Data analysis is the most important link. “The data is easily accessible, but it needs to be applied to take a real effect,” Conti emphasizes. “Asset management data impacts multiple areas of a business and therefore can be applied to many different departments led by several positions from the administrative level to the executive team. After implementation and setup, the asset management system requires a Champion — typically someone in an equipment or fleet management role — to disseminate the data to each corner of the company it should reach.”
“Obviously, [with] the data we provide, if we are not able to make it relevant and actionable then it becomes meaningless,” says Majapuro. “You might have this plan where people are excited about collecting data and looking at data, but if it gets too difficult to understand what it all means, then the excitement will quickly disappear and people go back to their normal work. Too much information and it quickly becomes meaningless.”

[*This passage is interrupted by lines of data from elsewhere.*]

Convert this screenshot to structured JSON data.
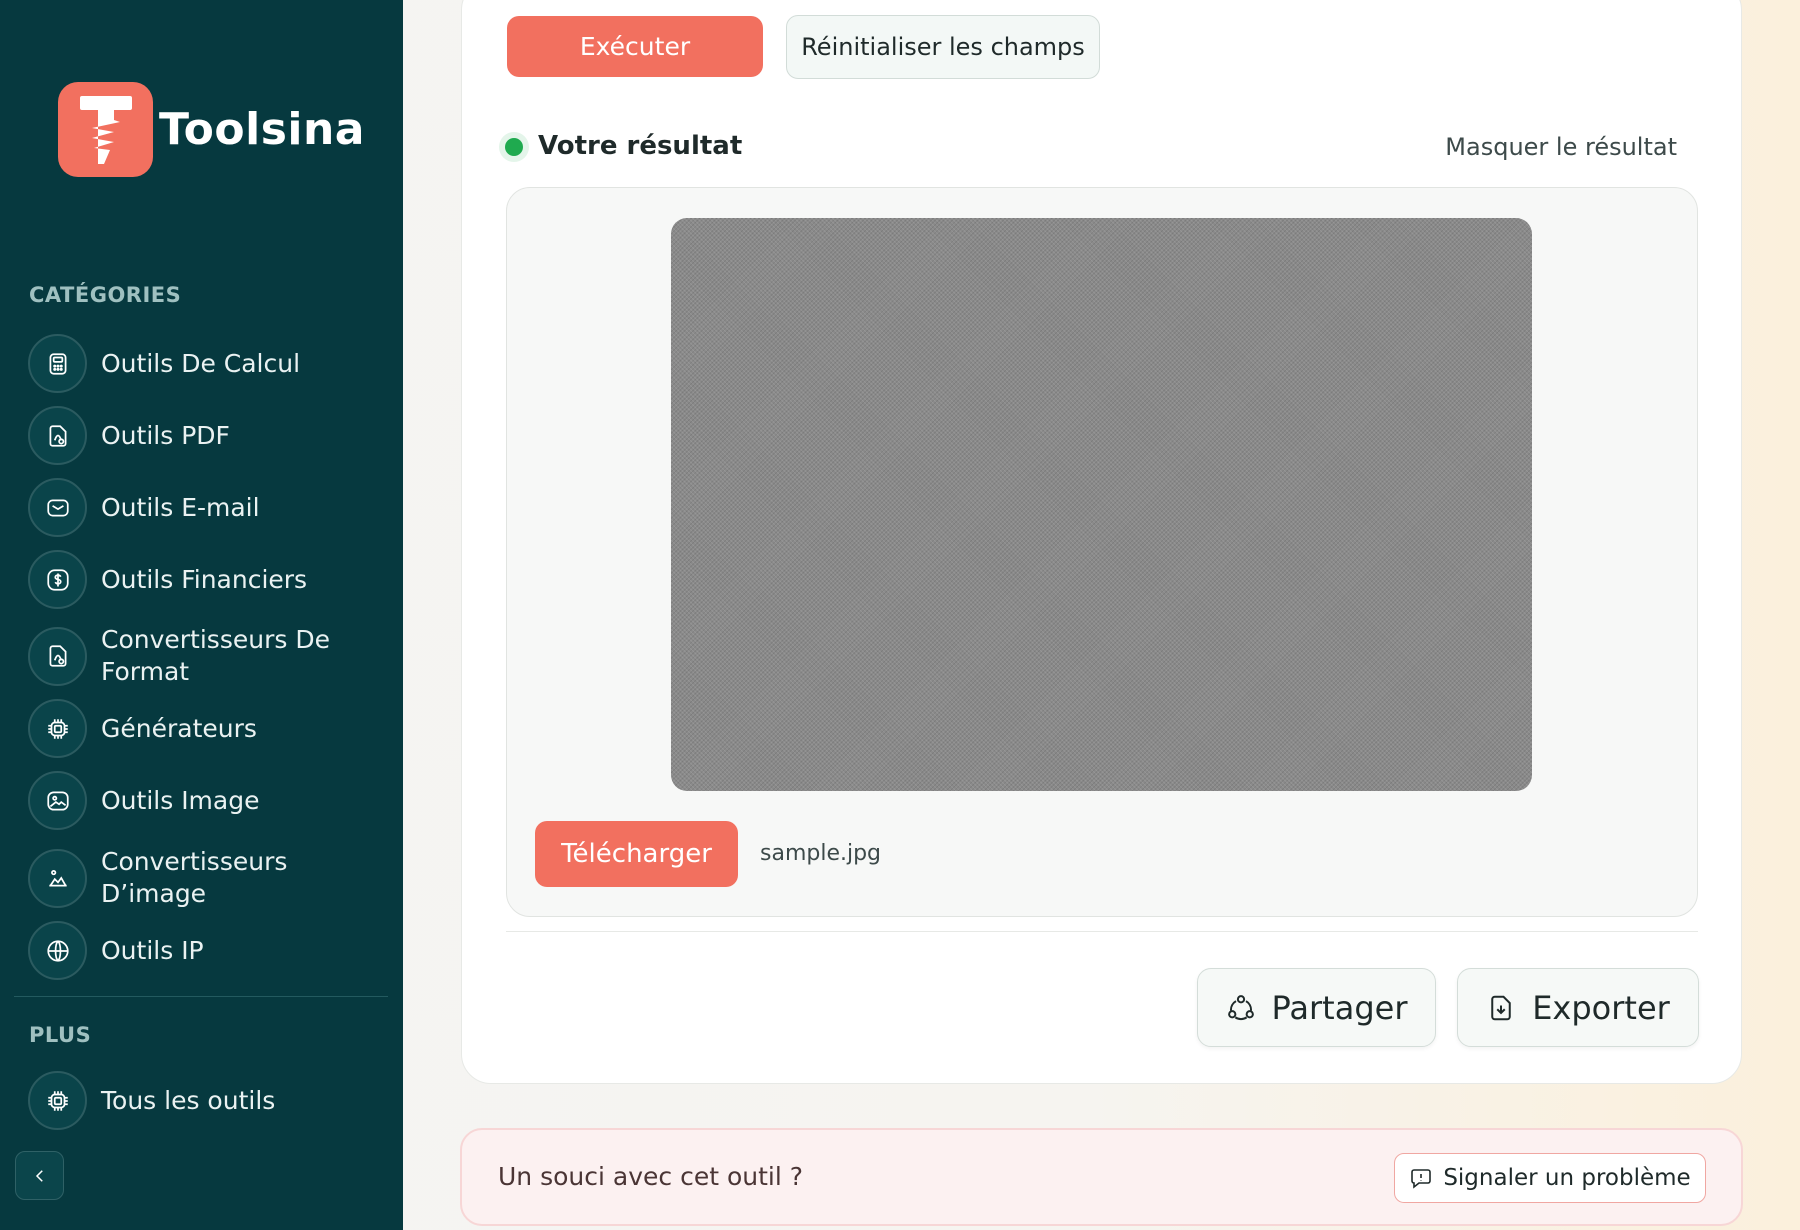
{
  "brand": {
    "name": "Toolsina",
    "accent": "#f2705f",
    "sidebar_bg": "#06393f"
  },
  "sidebar": {
    "categories_label": "CATÉGORIES",
    "items": [
      {
        "label": "Outils De Calcul",
        "icon": "calculator-icon"
      },
      {
        "label": "Outils PDF",
        "icon": "pdf-file-icon"
      },
      {
        "label": "Outils E-mail",
        "icon": "mail-icon"
      },
      {
        "label": "Outils Financiers",
        "icon": "dollar-icon"
      },
      {
        "label": "Convertisseurs De Format",
        "icon": "file-convert-icon"
      },
      {
        "label": "Générateurs",
        "icon": "chip-icon"
      },
      {
        "label": "Outils Image",
        "icon": "image-icon"
      },
      {
        "label": "Convertisseurs D’image",
        "icon": "image-convert-icon"
      },
      {
        "label": "Outils IP",
        "icon": "globe-icon"
      }
    ],
    "more_label": "PLUS",
    "more_items": [
      {
        "label": "Tous les outils",
        "icon": "chip-icon"
      }
    ]
  },
  "actions": {
    "run_label": "Exécuter",
    "reset_label": "Réinitialiser les champs"
  },
  "result": {
    "title": "Votre résultat",
    "hide_label": "Masquer le résultat",
    "download_label": "Télécharger",
    "filename": "sample.jpg",
    "status_color": "#1faa4f"
  },
  "share": {
    "share_label": "Partager",
    "export_label": "Exporter"
  },
  "issue": {
    "text": "Un souci avec cet outil ?",
    "report_label": "Signaler un problème"
  }
}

This places the onus on IoT providers to present data in a usable format. “Making the dashboards meaningful is one of the key tasks for me and my designers,” says Majapuro. “Fundamentally, it is making sure that the dashboards are actionable and relevant. We can customize them based on the needs of the users.” Owners, supervisors and safety managers all need a different view of the data. “Rather than taking a one design fits all, we can customize it for their individual needs.”
The systems must offer an easy to use interface. “Our customers often use mapping features to see an overview of their connected assets,” says CalAmp’s Schneider. “They may then drill down for more detail by location, class or other defining characteristics. Incidents may be viewed here as part of the bread crumb option. Reports, including operator scorecards, offer a way to design the necessary coaching or training for safer operations. Real-time alert notifications help managers troubleshoot dangerous issues as they are happening. Additionally, the data integrates using APIs with the cloud-based platform to share with other departments as needed.”
“While the technology is becoming easier to use by the day, finding ways to strategically use the data is still a pain point for many organizations,” says Shiner. “Working with a GPS tracking provider that focuses on customer challenges, needs and goals can be a huge help to use the data beyond its tactical applications, such as dots on a map.
“At GPS Insight, we provide a dedicated account manager to every customer, who is well versed in their account, as a resource to help make sense of the data they receive,” she adds. “By working with organizations closely on their specific challenges, like safety, we can provide recommendations on which data to use and how to help solve them.”
Continuous training is a requirement for success. “Businesses should have all of the necessary tools and training in place to easily implement and train employees on the chosen solution,” says Ransom. “Continued training and cadence with their platform provider will help create a long-term partnership, which helps ensure the company fully understands and uses the platform to its fullest.”
The end goal is to use the data to eventually make predictions on which tasks are likely to produce accidents. “In theory and in practice, you start preventing these accidents before they happen,” Majapuro comments. “That is where the industry is heading.”